## [Work to be completed]
For each line below that holds the word "replies", make a copy.

## [Task inputs]
- - - - -

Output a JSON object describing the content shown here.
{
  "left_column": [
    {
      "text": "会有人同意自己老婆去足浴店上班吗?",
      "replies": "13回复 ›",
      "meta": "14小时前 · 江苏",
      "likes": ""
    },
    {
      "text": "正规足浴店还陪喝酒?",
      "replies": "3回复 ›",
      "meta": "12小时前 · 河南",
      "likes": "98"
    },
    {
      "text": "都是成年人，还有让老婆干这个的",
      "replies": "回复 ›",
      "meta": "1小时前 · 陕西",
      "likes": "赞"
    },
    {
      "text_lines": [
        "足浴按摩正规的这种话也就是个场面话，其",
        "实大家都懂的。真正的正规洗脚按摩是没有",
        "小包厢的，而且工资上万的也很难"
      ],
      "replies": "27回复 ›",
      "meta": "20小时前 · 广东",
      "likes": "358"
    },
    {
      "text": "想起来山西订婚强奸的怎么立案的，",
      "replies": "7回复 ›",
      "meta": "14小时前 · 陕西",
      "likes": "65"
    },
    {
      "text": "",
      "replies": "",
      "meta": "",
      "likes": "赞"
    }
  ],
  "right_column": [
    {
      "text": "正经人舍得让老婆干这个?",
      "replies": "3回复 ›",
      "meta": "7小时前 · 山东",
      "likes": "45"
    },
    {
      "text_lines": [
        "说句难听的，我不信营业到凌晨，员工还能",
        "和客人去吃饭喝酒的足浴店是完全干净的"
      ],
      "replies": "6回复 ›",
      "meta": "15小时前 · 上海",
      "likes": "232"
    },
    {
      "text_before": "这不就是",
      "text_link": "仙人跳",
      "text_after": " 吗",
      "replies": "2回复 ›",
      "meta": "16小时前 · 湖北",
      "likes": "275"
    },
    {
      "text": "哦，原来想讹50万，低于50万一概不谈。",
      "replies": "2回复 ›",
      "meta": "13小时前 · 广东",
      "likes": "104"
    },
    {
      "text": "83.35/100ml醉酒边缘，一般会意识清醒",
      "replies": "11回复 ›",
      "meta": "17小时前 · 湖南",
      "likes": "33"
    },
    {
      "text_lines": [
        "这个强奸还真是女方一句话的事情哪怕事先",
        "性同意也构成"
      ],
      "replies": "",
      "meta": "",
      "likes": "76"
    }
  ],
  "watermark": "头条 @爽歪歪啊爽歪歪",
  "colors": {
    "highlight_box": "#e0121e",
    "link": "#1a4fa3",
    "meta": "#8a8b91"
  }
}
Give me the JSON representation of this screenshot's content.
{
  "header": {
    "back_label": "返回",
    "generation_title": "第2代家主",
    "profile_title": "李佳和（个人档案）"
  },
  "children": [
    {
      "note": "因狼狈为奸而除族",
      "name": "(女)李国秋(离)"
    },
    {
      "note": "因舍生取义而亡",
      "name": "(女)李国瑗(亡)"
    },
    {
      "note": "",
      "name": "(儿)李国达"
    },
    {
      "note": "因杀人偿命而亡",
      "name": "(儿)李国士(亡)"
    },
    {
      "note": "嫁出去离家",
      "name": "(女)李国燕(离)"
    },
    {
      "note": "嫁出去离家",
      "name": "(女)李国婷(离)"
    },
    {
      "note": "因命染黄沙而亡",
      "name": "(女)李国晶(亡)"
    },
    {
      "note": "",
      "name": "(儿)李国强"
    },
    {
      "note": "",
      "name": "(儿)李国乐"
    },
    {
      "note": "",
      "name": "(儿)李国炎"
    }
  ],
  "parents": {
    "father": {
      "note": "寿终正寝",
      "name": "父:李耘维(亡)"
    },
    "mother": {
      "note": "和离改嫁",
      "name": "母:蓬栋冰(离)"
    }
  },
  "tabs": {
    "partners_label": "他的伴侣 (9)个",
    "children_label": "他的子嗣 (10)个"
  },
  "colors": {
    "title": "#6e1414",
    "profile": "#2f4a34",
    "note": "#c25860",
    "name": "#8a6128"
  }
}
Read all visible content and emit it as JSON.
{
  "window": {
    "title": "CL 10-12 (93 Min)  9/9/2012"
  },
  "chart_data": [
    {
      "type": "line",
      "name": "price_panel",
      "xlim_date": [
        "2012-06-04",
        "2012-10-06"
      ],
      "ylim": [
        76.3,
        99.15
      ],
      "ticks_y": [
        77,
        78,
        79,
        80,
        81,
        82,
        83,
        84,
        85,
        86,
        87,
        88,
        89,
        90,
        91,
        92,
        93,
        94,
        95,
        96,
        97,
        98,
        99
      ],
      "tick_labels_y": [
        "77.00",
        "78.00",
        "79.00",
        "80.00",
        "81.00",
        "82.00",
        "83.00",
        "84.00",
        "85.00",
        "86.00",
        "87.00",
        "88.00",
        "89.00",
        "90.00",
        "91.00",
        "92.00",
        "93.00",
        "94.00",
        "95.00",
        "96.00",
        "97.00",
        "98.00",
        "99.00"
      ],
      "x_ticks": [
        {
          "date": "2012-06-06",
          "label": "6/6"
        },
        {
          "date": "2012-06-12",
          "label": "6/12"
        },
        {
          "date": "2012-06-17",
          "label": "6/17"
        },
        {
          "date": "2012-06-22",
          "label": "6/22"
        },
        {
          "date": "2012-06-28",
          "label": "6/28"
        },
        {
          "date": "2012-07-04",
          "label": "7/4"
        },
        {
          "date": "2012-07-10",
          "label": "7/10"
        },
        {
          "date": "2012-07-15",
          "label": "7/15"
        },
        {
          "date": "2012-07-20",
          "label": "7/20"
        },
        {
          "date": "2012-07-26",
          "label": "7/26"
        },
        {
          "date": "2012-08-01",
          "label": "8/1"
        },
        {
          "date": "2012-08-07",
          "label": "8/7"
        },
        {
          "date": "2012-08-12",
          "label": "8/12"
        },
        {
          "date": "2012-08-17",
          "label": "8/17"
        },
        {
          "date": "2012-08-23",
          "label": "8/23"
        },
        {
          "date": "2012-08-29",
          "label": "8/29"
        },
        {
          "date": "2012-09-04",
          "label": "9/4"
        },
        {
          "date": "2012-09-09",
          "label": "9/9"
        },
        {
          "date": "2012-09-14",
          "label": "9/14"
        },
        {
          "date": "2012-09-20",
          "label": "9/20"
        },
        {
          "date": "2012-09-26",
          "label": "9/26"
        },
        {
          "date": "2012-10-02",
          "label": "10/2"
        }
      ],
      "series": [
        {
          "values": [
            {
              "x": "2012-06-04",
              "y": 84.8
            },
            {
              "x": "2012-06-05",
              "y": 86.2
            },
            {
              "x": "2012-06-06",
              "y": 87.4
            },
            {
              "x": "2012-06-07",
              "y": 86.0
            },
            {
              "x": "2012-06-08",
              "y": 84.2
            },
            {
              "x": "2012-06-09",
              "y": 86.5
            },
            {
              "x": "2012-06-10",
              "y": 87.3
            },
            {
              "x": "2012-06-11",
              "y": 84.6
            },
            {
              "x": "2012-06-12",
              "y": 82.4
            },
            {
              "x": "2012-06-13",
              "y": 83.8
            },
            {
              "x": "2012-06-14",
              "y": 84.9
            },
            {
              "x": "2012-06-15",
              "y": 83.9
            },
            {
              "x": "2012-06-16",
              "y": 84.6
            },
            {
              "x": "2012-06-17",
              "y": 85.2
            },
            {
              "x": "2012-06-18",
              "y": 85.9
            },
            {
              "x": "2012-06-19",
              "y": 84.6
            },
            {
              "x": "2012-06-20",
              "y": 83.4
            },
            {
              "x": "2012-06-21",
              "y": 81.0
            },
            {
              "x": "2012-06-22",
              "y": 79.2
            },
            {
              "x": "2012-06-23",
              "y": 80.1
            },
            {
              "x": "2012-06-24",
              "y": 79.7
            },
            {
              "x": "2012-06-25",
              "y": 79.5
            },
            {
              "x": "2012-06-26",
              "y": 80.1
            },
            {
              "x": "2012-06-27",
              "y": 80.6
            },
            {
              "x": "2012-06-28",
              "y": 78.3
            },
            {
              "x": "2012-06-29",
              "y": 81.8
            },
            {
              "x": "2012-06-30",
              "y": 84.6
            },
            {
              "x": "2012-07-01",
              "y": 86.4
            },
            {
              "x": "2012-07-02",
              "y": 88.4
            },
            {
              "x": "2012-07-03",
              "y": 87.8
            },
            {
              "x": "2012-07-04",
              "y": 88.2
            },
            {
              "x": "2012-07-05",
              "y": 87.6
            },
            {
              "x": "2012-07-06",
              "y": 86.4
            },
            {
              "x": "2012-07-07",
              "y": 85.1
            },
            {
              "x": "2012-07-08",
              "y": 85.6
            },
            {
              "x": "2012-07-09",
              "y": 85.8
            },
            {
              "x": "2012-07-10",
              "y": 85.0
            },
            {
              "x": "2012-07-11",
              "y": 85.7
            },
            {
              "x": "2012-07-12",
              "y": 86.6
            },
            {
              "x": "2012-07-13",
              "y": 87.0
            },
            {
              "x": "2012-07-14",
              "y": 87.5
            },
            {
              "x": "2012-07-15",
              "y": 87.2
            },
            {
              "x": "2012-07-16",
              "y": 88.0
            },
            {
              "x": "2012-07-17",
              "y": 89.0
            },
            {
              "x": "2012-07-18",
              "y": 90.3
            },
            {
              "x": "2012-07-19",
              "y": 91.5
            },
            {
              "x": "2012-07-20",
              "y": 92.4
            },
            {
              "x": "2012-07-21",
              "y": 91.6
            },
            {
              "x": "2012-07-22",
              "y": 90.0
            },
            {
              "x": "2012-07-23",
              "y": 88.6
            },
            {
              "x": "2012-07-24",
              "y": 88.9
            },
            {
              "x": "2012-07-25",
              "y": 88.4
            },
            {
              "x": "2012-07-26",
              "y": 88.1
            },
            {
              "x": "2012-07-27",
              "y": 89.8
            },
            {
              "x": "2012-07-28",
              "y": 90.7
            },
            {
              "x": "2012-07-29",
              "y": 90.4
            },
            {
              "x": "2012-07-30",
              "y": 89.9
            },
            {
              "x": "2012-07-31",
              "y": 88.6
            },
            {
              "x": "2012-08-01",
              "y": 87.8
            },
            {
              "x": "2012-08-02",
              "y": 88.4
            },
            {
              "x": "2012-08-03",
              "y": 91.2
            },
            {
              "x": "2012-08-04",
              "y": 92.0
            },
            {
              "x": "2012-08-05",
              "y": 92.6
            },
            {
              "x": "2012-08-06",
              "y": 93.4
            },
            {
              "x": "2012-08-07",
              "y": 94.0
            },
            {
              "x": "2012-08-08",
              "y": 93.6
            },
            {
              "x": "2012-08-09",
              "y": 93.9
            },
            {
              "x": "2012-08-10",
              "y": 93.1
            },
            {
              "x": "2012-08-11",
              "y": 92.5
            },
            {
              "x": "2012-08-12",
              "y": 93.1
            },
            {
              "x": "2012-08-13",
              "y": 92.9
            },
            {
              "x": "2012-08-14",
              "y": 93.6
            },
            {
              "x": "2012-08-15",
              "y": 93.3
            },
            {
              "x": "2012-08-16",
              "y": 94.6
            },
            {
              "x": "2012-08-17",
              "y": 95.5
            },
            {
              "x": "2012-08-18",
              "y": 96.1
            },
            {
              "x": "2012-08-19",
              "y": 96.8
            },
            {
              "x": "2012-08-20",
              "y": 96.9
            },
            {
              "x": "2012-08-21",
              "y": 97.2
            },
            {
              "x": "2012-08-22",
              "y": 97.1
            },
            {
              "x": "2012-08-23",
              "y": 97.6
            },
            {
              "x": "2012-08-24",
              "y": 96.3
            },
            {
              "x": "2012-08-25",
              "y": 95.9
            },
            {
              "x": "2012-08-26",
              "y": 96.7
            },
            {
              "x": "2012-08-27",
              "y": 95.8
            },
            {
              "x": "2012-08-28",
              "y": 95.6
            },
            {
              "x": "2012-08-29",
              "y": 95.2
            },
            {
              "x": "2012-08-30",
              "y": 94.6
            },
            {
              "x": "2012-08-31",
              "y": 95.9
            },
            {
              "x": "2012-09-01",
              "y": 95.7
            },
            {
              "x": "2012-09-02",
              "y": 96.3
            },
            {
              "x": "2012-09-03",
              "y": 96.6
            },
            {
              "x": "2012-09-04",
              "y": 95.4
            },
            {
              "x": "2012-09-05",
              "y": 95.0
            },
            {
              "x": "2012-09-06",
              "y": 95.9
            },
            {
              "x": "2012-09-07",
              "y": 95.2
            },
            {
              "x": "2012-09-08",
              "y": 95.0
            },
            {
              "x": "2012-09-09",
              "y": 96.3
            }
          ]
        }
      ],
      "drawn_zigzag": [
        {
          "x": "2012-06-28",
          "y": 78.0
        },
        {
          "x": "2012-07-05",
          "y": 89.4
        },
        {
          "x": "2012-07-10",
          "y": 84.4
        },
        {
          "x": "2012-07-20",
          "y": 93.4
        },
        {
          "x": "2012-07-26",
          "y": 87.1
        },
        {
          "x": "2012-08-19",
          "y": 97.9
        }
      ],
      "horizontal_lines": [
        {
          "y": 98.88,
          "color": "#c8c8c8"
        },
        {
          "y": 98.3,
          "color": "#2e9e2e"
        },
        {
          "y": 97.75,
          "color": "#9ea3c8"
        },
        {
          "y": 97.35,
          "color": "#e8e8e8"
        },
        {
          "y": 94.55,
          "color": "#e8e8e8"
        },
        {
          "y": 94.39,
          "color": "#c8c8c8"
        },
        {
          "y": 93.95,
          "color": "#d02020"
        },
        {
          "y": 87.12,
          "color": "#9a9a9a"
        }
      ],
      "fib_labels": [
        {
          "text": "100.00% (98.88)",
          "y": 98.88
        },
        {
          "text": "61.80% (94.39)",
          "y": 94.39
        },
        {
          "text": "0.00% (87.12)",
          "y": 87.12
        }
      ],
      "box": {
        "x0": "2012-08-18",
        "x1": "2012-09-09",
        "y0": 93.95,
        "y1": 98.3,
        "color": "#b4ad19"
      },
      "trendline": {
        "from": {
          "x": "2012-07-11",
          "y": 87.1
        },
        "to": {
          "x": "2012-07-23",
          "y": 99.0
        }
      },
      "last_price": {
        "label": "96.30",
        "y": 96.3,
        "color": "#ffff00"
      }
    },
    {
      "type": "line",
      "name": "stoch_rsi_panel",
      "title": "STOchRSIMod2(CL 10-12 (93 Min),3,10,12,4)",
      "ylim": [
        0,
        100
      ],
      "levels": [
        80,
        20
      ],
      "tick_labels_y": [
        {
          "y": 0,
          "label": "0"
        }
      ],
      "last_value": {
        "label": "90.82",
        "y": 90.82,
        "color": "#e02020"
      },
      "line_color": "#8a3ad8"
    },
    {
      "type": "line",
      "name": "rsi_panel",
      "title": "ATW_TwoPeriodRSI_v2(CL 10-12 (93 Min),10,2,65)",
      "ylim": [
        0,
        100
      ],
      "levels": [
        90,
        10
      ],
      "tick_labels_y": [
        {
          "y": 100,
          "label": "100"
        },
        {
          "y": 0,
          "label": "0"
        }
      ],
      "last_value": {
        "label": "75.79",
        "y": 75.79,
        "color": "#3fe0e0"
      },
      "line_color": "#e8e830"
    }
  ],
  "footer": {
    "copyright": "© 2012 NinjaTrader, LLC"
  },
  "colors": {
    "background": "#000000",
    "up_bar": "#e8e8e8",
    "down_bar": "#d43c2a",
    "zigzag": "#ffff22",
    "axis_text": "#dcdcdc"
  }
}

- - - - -

## [Result]
      "replies": "13回复 ›",
      "replies": "3回复 ›",
      "replies": "回复 ›",
      "replies": "27回复 ›",
      "replies": "7回复 ›",
      "replies": "",
      "replies": "3回复 ›",
      "replies": "6回复 ›",
      "replies": "2回复 ›",
      "replies": "2回复 ›",
      "replies": "11回复 ›",
      "replies": "",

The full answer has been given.